target a smoother ride.
Fourth, if you look at history, there is no guarantee in
any case that longer-term bonds will underperform
shorter-term bonds when interest rates are rising.
We carried out a case study of four periods of rising
rates from the past 30 years. To meet the test, the rate
increases had to be spread out over 12 months or more and
cumulative increase had to be at least 1.5 percentage points.
The four periods were December 1976–March 1980
(when rates skyrocketed by 15.25 percentage points),
September 1992–June 1995 (3 points), November 1998–
December 2000 (1.75 points) and June 2003–August 2007
The chart below looks at the performance of US
government bonds during those four periods. We use
standard indices: the Barclays Intermediate (1–10-year
maturity, in blue) and the Barclays Long (10–30-year
maturity, in green).
What’s notable in the chart is that in two of these four
periods of rising interest rates long-term bonds did better
than shorter-to-intermediate-term bonds. In the other
two periods (1998–2000 and 1976–1980), longer-term
This may seem counterintuitive, but it can be explained
by the fact that long-term bond holders, whose biggest
concern is inflation, can be comforted by a central bank
moving aggressively and pre-emptively against this threat
by raising official rates.
Also note that seven of these eight bars show positive
returns, which contradicts the view that bonds always
deliver negative returns in periods of rising interest rates.
The exception in this study is the late 1970s, when the
longest-term bonds (10–30 years) suffered during a period
of very sharp increases in rates.
So, the first lesson is that an increase in official lending
rates set by central banks is not always replicated across
GOVERNMENT BONDS: ANNUALIZED TOTAL RETURNS
Indices are not available for direct investment. Their performance does not reﬂect the expenses associated with the management of an actual
portfolio. Performance data shown represents past performance and is no guarantee of future results. Performance for periods greater than one
year are annualized. For illustrative purposes only.
Source: Barclays Capital data provided by Barclays Bank PLC.
DIMENSIONAL FUND ADVISORS
bonds of all maturities. Indeed, in some cases, as we have
seen, longer-term bonds have outperformed in rising
The second lesson is that bonds can play an important
role in your portfolio whatever the stage of the interest
rate cycle. How much term (or credit) risk you take with
bonds will depend on your own risk appetite and
Trying to forecast interest rates is not a sustainable way
of investing in bonds. But there is plenty of information
in today’s prices on which to base a strategy. In the
meantime, you can help temper risk by diversifying
across different types of bonds, different maturities,
and different countries.
Ultimately, the reasons for investing in bonds should
be driven by your own needs, not by everybody
Special thanks to senior portfolio manager
Dave Plecha for his help with this article.

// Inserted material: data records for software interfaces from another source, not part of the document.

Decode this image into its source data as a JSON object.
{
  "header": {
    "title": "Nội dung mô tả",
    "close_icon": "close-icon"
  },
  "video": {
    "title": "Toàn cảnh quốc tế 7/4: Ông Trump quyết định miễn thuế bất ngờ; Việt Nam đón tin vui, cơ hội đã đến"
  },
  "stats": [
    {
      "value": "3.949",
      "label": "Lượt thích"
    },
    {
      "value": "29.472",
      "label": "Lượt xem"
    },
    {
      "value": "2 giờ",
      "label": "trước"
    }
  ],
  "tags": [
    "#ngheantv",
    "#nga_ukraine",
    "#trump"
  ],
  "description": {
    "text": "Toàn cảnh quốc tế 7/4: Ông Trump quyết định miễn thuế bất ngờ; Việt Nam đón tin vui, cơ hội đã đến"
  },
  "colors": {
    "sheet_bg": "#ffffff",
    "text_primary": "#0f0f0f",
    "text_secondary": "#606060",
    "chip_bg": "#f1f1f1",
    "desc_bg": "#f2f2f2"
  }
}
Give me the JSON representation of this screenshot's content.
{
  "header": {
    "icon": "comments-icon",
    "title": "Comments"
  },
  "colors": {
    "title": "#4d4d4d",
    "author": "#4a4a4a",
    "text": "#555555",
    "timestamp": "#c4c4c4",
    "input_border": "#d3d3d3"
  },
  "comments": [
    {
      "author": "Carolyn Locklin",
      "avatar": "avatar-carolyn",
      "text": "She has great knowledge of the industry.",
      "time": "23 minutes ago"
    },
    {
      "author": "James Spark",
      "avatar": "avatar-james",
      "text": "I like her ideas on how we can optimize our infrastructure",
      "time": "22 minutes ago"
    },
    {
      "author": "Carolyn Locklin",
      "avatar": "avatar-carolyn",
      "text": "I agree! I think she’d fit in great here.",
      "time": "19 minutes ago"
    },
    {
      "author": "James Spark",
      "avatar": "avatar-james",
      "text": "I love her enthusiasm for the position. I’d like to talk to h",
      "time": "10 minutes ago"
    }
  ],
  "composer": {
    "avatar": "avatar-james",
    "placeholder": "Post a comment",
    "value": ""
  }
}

‘‘Outside the Flags’’ began as a weekly web column on Dimensional Fund Advisors’ website in 2006.
The articles are designed to help fee-only advisors communicate with their clients about the principles
of good investment—working with markets, understanding risk and return, broadly diversifying
and focusing on elements within the investor’s control—including portfolio structure, fees, taxes, and
discipline. Jim’s flags metaphor has been taken up and recognized by Australia’s corporate regulator
in its own investor education program.
Diversiﬁcation does not eliminate the risk of market loss.
Indices are not available for direct investment; therefore, their performance does not reﬂect the expenses associated with the
management of an actual portfolio. Past performance is not a guarantee of future results.
This information is for educational purposes only and should not be considered investment advice or an offer of any security for sale.
Dimensional Fund Advisors LP is an investment advisor registered with the Securities and Exchange Commission.
All expressions of opinion are subject to change without notice in reaction to shifting market conditions. This article is distributed
for informational purposes, and it is not to be construed as an offer, solicitation, recommendation, or endorsement of any particular
security, products or services.